Are trusts legally recognised in your jurisdiction? If so, what types are available and most commonly used?
Although Belgium does not have its own trust law, foreign trusts are recognised. Trusts will be governed by the law of choice of the settlor. When no choice of law is made or if that choice is invalid, the trust will be governed by the law of the state where the trustee has or had their habitual residence at the time that it was created.
What rules and procedures govern the establishment and maintenance of trusts?
How are trusts taxed in your jurisdiction?
Tax inspectors sometimes struggle with the tax treatment of trusts, especially in the field of inheritance taxes. Although some take the position that any distribution by a trust upon or even after the death of the settlor should be taxed with inheritance tax, the opposite can be argued for certain types of trusts.
Trusts and low-taxed foreign legal entities (including foundations) are, among other things, considered as ‘legal constructions’ for income tax purposes. Belgian resident founders (which is a broadly defined concept) of such a legal construction must report its existence in their annual income tax return.
In addition to this reporting obligation, a look-through approach (commonly referred to as the ‘Cayman tax’) has been introduced in 2015 for these legal constructions: their founders are taxed on any income that has not been paid out or distributed by these legal constructions as if they had directly received that income. Any subsequent payment or distribution by a qualifying legal construction is taxed as a dividend (in principle at a rate of 30%) in the hands of the receiver, unless it can be proven that this payment or distribution makes the capital of the legal construction fall below the capital that was contributed by its founder(s) or that the payment or distribution was taxed before under the look through approach.
Foundations and charities
Are foundations and charities legally recognised in your jurisdiction? If so, what forms can they take?
Unlike trust law, Belgium does have its own legislation regarding foundations.
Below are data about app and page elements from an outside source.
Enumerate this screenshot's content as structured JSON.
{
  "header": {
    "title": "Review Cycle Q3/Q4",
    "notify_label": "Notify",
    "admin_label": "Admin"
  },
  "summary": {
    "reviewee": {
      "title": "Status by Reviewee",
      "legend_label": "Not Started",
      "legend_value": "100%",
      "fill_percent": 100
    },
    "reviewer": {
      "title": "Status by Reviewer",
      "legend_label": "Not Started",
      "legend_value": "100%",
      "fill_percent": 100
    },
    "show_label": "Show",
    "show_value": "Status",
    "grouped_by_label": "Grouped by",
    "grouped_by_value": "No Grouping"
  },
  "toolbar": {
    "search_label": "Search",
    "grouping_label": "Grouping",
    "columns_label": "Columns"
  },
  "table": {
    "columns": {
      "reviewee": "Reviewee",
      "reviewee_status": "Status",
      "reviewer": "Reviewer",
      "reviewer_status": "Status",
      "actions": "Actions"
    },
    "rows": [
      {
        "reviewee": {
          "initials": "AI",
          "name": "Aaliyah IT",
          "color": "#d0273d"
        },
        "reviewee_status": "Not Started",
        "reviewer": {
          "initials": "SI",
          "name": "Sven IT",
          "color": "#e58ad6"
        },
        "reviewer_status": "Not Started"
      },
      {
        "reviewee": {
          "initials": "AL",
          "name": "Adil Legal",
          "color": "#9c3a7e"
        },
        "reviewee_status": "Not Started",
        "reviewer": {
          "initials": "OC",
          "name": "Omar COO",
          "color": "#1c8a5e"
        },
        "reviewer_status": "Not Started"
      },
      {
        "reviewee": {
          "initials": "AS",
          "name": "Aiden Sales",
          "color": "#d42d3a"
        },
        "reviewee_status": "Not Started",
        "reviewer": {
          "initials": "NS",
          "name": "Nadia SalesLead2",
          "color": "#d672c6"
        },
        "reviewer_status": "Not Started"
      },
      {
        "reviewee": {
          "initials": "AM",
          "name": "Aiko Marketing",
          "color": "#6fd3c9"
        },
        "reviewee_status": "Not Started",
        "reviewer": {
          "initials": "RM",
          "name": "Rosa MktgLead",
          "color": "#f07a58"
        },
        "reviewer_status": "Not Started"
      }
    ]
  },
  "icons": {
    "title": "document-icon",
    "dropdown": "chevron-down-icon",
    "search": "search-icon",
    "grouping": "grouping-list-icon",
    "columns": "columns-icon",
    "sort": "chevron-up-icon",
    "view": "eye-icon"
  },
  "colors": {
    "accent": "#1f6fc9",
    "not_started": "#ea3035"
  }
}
A foreign foundation will be recognised in Belgium and will be governed by the law of the state in which its main establishment is located.
Charities can be organised in the form of a foundation or a not-for-profit association. They must not provide any ‘material benefit’ to their founders or directors, nor to any other person except for the latter if this is precisely (part of) the foundation’s purpose.
What rules and procedures govern the establishment and maintenance of foundations and charities?
Private foundations and international not-for-profit associations must be established through a notarial deed. Belgian not-for-profit associations can be established through a notarial deed or a private agreement. None of these legal entities requires a certain minimum capital.
Current law requires private foundations to have at least three directors. However, this minimum will be abolished as from 1 May 2019 and it will be possible for a private foundation to have only one director.
Belgian not-for-profit associations must have at least three directors, unless there are only two members of the association in which case it can be established and function with only two directors.
How are foundations and charities taxed?
Private foundations and not-for-profit associations are normally subject to legal entities tax on certain categories of their income, such as real estate income and certain capital gains on Belgian real estate, and investment income such as dividends and interests.
Besides this tax, they are also subject to an annual wealth tax of 0.17% on the value of their assets, although some assets are excluded from the tax base.